Interface dataset entries:
....

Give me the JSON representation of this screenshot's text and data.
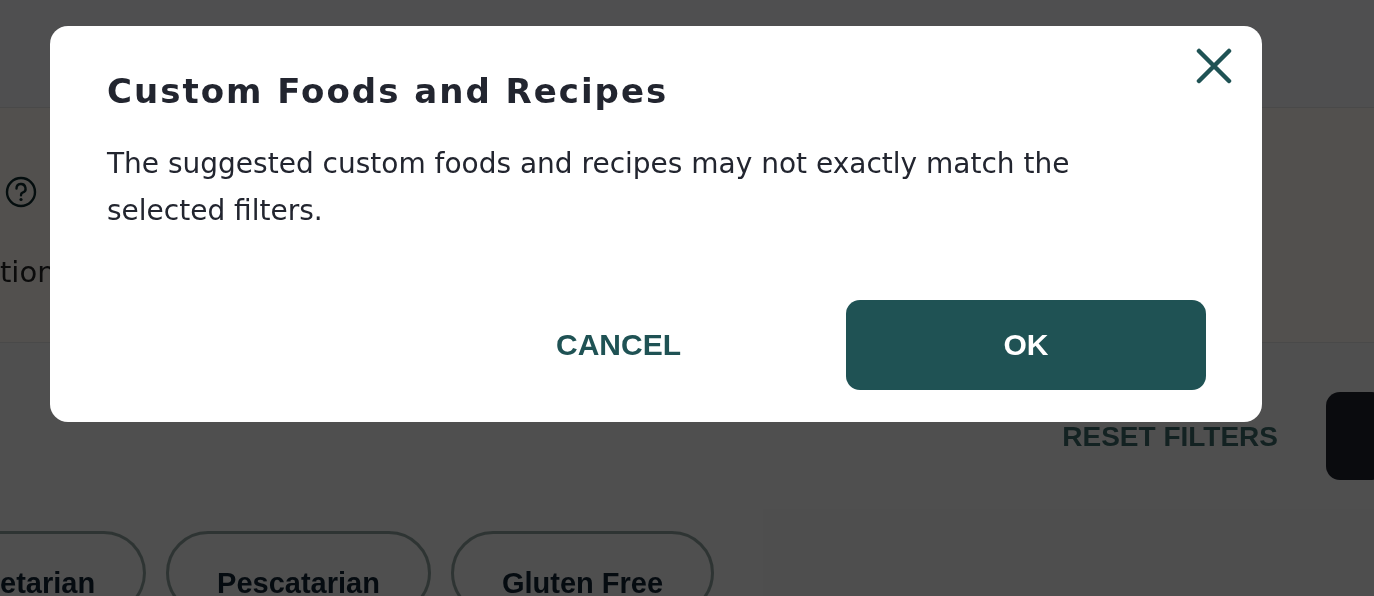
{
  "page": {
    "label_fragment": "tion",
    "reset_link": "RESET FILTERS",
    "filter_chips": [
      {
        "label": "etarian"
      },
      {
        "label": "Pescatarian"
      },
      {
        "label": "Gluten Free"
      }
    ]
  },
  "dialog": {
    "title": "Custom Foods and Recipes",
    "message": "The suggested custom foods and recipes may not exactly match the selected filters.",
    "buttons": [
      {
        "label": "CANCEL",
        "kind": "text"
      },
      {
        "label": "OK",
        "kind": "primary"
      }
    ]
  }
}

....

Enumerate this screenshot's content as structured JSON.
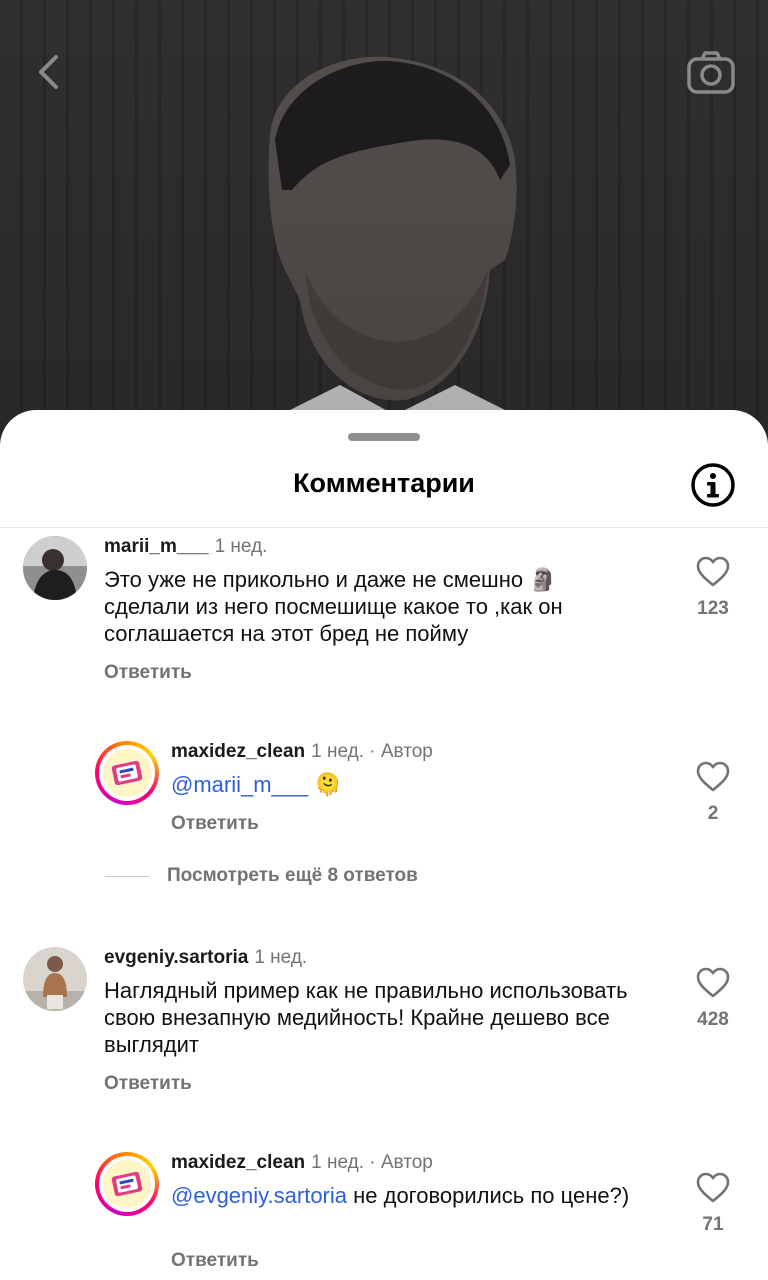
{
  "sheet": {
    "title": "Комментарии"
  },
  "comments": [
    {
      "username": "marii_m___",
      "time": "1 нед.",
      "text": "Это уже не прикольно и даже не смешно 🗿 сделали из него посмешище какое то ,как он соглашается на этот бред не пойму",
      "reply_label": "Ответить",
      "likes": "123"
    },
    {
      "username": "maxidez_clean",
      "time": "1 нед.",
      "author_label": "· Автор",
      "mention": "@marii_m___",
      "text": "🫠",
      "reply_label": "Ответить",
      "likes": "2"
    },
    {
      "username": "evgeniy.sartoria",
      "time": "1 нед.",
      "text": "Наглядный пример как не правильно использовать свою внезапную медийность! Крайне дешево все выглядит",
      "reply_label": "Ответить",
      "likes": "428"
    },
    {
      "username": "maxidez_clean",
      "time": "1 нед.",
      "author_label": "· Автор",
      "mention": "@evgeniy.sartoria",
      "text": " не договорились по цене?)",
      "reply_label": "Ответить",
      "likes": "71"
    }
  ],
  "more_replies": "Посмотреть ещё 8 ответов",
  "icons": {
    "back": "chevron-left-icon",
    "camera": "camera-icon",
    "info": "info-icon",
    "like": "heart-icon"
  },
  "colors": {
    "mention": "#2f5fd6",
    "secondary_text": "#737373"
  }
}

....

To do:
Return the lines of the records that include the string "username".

Task answer:
      "username": "marii_m___",
      "username": "maxidez_clean",
      "username": "evgeniy.sartoria",
      "username": "maxidez_clean",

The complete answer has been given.